KIM Kardashian and Taylor Swift’s feud is at boiling point again after the reality star posted a throwback snap of the singer’s naked wax lookalike, which appeared in West’s Famous exhibition and video.
Kardashian posted the photo of her husband Kanye West’s controversial art exhibit from 2016, which featured a lookalike of the singer in bed alongside Kim, Kanye and a whole host of other big names, reports The Sun.
Kardashian simply captioned the picture: “Famous.”
After the reality star posted the snap online, she was inundated with comments from Swift’s fans accusing her of picking on the singer.
Swift’s furious fans responded to Kardashian by filling her comments with thousands of rat emojis.
Swift appeared to hit back just 24 hours later, posting a picture of herself from her new Vogue shoot.
She wrote next to the picture: “I never trust a narcissist.
“But they love me …”
While West and Swift have been at war since 2009, when he stormed the stage at the MTV Music Video Awards and ruined her acceptance speech for Best Female, her spat with Kardashian only started in 2016.

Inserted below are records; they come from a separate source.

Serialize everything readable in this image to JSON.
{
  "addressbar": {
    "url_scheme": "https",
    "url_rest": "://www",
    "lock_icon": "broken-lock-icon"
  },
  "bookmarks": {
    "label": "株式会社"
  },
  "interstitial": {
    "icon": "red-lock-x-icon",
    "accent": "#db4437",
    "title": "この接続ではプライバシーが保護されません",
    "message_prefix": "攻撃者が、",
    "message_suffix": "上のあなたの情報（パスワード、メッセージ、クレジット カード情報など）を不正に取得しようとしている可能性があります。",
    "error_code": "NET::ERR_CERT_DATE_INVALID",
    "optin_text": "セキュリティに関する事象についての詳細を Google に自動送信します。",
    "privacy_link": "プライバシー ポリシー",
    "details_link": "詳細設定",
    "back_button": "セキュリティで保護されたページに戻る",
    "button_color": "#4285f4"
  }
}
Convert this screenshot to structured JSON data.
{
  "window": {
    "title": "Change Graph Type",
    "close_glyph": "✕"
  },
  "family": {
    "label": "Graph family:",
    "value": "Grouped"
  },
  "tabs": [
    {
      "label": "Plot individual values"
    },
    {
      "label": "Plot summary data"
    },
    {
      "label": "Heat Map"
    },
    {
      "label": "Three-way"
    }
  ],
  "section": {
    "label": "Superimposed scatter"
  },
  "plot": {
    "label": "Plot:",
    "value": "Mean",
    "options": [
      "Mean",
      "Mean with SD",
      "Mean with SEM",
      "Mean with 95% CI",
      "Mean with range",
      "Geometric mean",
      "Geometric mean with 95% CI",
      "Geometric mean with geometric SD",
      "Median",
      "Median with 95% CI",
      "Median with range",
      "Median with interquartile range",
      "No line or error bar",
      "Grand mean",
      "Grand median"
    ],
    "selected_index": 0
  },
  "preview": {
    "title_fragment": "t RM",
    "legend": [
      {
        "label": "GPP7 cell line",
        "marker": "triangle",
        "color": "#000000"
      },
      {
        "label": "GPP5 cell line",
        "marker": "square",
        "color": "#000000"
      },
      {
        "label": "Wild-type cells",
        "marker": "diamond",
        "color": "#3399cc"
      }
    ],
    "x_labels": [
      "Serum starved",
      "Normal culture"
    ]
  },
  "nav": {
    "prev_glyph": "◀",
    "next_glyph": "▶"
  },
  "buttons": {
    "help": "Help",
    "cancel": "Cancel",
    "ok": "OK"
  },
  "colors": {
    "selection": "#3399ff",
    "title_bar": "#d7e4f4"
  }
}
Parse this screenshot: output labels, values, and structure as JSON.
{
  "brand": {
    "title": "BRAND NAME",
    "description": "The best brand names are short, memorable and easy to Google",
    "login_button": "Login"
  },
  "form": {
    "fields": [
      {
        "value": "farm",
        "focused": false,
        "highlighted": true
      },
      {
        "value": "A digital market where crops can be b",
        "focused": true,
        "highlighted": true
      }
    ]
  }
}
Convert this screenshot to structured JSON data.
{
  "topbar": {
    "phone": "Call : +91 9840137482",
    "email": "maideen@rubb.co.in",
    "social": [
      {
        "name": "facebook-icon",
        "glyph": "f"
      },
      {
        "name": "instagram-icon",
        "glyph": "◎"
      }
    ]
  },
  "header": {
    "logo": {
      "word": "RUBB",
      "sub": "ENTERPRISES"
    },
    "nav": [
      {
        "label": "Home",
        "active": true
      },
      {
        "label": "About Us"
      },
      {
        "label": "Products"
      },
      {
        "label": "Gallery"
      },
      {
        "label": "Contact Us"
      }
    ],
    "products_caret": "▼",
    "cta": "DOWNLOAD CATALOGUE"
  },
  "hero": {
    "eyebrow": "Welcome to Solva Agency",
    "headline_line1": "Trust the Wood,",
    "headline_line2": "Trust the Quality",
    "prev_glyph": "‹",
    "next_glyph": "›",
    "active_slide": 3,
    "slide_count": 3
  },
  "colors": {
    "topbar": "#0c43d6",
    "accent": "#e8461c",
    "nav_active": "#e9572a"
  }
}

In his song Famous, West sang: “I feel like me and Taylor might still have sex.”
He also rapped: “I made that b***h famous.”
When it was released, Swift said she never gave West permission to use that line during a phone call in which they discussed the song.
In a statement, a representative said: “Kanye did not call for approval, but to ask Taylor to release his “Famous” on her Twitter account.
“She declined and cautioned him about releasing a song with such a strong misogynistic message Taylor was never made aware of the actual lyric, ‘I made that b***h famous.’”
Kardashian then decided to release a recording of the audio online where Swift could be heard calling the song a “compliment”.
Swift then went on to tell West him to use whichever lyric he thought was best because “people will know it is not a dis”.
The recording went viral and also ended up on an episode of Keeping Up With The Kardashians.
This story was originally published in The Sun and is reprinted with permission